What needs to be done:
If a line in the records below contains the word "JSON", copy it out.

Start of Data shown

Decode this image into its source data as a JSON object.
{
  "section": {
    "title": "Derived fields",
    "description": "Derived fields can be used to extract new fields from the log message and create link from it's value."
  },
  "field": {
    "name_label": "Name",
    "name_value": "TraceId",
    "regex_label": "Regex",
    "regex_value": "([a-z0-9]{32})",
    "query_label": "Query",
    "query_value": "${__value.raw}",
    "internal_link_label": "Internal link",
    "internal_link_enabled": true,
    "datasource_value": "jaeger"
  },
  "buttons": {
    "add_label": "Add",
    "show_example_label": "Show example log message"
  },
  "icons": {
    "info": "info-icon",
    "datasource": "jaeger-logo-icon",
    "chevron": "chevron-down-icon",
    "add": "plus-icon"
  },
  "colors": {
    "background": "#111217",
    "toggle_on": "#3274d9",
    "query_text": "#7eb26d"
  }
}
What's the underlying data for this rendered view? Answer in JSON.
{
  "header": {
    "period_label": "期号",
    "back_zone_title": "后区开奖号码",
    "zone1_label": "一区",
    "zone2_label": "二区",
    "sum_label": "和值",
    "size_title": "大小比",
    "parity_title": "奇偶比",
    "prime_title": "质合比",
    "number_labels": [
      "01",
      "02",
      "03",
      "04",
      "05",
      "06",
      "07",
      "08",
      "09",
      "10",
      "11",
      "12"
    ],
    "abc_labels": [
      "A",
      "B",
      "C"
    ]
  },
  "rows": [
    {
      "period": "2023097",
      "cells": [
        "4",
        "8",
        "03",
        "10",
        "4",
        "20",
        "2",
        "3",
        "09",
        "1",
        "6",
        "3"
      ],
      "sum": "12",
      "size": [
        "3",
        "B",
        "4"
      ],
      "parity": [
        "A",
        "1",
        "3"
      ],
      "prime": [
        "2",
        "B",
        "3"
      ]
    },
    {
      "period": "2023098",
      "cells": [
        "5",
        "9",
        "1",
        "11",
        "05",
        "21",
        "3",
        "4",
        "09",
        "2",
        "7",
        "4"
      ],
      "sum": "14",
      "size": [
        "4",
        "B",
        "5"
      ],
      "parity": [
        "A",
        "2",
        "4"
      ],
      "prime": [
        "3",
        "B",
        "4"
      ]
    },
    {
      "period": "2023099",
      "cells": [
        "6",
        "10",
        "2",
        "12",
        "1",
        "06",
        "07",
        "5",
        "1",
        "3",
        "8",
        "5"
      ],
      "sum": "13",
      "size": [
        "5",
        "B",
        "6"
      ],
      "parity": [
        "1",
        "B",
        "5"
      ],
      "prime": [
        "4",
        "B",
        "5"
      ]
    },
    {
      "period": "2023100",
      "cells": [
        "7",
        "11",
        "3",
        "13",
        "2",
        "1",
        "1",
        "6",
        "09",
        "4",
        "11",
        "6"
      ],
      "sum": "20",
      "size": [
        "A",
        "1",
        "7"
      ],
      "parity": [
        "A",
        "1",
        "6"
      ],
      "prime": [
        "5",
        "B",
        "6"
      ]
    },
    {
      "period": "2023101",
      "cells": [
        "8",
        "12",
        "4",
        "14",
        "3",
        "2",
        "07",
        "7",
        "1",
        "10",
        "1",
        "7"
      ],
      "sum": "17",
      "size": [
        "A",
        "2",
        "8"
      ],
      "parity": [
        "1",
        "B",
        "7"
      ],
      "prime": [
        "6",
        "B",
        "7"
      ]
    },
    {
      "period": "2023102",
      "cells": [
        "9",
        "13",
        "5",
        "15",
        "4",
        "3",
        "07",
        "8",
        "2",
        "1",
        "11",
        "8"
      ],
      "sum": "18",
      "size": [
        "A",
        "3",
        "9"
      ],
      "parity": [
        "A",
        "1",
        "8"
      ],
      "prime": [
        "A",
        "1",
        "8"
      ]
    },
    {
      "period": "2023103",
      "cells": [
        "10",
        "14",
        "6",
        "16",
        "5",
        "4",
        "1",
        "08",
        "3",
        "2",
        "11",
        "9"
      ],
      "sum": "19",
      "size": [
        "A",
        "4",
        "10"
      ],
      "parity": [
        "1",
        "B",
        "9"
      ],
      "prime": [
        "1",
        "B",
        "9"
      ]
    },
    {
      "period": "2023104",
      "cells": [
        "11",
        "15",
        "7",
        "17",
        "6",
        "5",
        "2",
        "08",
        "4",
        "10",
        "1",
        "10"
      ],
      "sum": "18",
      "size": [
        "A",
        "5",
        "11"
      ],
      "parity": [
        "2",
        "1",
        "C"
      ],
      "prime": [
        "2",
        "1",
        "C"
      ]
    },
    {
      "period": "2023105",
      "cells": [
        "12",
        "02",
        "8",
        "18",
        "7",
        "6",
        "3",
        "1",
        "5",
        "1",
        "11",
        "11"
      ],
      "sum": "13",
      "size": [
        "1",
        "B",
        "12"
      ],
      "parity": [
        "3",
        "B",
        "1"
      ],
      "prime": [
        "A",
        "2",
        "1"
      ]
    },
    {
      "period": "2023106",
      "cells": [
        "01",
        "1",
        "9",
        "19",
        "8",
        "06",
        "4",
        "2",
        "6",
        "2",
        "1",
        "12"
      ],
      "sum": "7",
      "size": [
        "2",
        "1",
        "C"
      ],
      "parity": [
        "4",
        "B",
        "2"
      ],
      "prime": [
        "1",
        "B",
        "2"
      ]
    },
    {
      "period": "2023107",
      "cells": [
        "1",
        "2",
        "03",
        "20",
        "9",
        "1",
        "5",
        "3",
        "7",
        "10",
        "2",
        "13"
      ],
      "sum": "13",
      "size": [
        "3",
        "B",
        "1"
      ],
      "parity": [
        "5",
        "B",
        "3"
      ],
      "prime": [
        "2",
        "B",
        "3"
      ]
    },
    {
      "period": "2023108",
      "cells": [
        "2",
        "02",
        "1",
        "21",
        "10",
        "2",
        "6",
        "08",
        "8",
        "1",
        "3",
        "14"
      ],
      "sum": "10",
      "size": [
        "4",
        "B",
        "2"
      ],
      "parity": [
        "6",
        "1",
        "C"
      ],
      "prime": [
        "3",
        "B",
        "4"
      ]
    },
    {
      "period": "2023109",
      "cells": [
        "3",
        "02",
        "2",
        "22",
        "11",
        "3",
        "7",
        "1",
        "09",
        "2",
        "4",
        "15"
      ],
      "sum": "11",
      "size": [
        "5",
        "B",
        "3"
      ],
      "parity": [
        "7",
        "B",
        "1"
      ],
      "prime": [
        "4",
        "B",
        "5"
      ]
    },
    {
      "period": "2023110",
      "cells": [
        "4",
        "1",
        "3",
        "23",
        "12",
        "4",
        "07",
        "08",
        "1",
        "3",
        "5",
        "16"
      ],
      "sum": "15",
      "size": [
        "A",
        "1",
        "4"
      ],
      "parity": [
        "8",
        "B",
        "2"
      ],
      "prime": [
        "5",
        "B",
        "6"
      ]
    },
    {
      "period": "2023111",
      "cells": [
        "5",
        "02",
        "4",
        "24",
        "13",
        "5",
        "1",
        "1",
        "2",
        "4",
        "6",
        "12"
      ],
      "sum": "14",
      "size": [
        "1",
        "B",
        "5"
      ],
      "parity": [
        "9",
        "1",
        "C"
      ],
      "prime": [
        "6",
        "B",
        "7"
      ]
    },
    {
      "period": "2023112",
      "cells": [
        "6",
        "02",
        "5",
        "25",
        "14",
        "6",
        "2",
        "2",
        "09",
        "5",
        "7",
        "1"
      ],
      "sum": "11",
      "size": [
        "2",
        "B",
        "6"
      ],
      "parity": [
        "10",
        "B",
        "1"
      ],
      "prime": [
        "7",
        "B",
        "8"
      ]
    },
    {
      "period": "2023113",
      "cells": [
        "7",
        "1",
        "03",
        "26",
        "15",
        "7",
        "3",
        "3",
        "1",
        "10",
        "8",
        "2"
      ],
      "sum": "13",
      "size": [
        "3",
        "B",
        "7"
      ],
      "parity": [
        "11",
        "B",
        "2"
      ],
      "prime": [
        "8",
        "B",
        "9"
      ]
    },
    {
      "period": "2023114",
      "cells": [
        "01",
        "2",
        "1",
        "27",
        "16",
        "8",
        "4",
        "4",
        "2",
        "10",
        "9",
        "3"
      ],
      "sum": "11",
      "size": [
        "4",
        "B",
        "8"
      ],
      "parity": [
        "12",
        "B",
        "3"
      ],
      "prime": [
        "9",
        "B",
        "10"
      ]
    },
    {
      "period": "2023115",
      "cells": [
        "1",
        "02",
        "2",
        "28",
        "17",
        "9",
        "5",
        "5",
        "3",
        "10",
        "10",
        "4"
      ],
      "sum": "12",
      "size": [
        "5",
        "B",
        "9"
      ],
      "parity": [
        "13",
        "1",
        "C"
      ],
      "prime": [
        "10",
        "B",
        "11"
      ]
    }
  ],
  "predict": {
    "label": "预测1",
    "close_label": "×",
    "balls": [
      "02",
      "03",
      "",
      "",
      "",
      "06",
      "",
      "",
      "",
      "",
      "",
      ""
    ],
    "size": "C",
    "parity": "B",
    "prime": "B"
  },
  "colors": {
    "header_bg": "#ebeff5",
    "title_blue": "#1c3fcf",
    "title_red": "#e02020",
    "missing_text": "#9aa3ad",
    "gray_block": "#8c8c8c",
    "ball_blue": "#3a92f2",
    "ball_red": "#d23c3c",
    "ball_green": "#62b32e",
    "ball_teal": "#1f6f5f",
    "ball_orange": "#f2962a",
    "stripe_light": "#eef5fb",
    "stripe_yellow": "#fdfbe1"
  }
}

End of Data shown

Result of this exercise:
Decode this image into its source data as a JSON object.
What's the underlying data for this rendered view? Answer in JSON.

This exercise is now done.